Will Shu, 42, main government, reported that turning a gain was “a crucial aim for the foods delivery team this yr and beyond” with a goal of breaking even “at some point” for the duration of the very first 50 percent of future yr or the first half of 2024.
Aiming for that goal was not only critical for shareholders but “galvanising to go after” for the group’s staff, he extra.
He uncovered the goal alongside 2021 benefits that were explained as “a blended bag” by 1 analyst, with revenues in line with anticipations, a underneath-par gross income margin and disappointing 2022 steerage.
Shu said the figures confirmed that the enterprise experienced ongoing to make fantastic development in executing its strategy in its to start with year as a community organization, adding: “I am proud of our performance.”
Shareholders might beg to differ presented the performance of the share value given that its preliminary general public providing in March previous year. Even with gushing assist from Rishi Sunak for “a genuine British tech achievement story”, the inventory slumped by 30 per cent in early investing and has struggled at any time due to the fact.
The shares, issued at 390p, hit a new small of 101p this month. Yesterday the inventory rose 7½p, or 6.4 for each cent, to 124p as buyers acquired into Shu’s extended-expression concentrate on. By 2026 he aims to strike an modified earnings margin of at minimum 4 for each cent “with even further upside likely beyond”.
Deliveroo, launched in 2013 by Shu and Greg Orlowski, is effective with 100,000 riders and 117,000 eating places in 12 international locations and is moving into groceries. At the problem selling price, the business experienced a current market value of £7.6 billion.
In the year to December 31, Deliveroo lifted revenues by 57 for every cent to £1.82 billion, but pre-tax losses widened from £213 million to £298 million. The gross transaction price was up 70 for every cent to £6.63 billion immediately after a second-fifty percent increase of 46 for each cent.
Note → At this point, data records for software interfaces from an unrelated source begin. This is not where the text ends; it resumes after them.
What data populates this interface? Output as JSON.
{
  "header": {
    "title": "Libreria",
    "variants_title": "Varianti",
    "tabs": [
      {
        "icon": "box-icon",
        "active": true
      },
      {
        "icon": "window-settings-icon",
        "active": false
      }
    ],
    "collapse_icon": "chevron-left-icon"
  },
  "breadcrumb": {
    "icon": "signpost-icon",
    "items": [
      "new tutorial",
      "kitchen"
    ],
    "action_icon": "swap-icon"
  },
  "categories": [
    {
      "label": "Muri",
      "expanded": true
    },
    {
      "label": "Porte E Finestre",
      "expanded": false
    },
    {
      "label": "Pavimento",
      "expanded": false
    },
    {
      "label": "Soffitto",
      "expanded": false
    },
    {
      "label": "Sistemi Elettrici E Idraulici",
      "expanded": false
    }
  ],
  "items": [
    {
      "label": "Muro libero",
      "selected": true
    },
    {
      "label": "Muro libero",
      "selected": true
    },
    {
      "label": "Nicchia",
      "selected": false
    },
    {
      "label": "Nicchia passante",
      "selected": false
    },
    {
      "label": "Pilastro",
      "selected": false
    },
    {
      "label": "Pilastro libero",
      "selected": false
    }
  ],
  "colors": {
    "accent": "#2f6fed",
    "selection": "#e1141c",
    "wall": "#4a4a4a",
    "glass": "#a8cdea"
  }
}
Underlying losses rose from £11 million to £131 million, not aided by larger advertising devote.
Shu said the “broader geopolitical and financial impacts” of the conflict in Ukraine extra to the difficulties.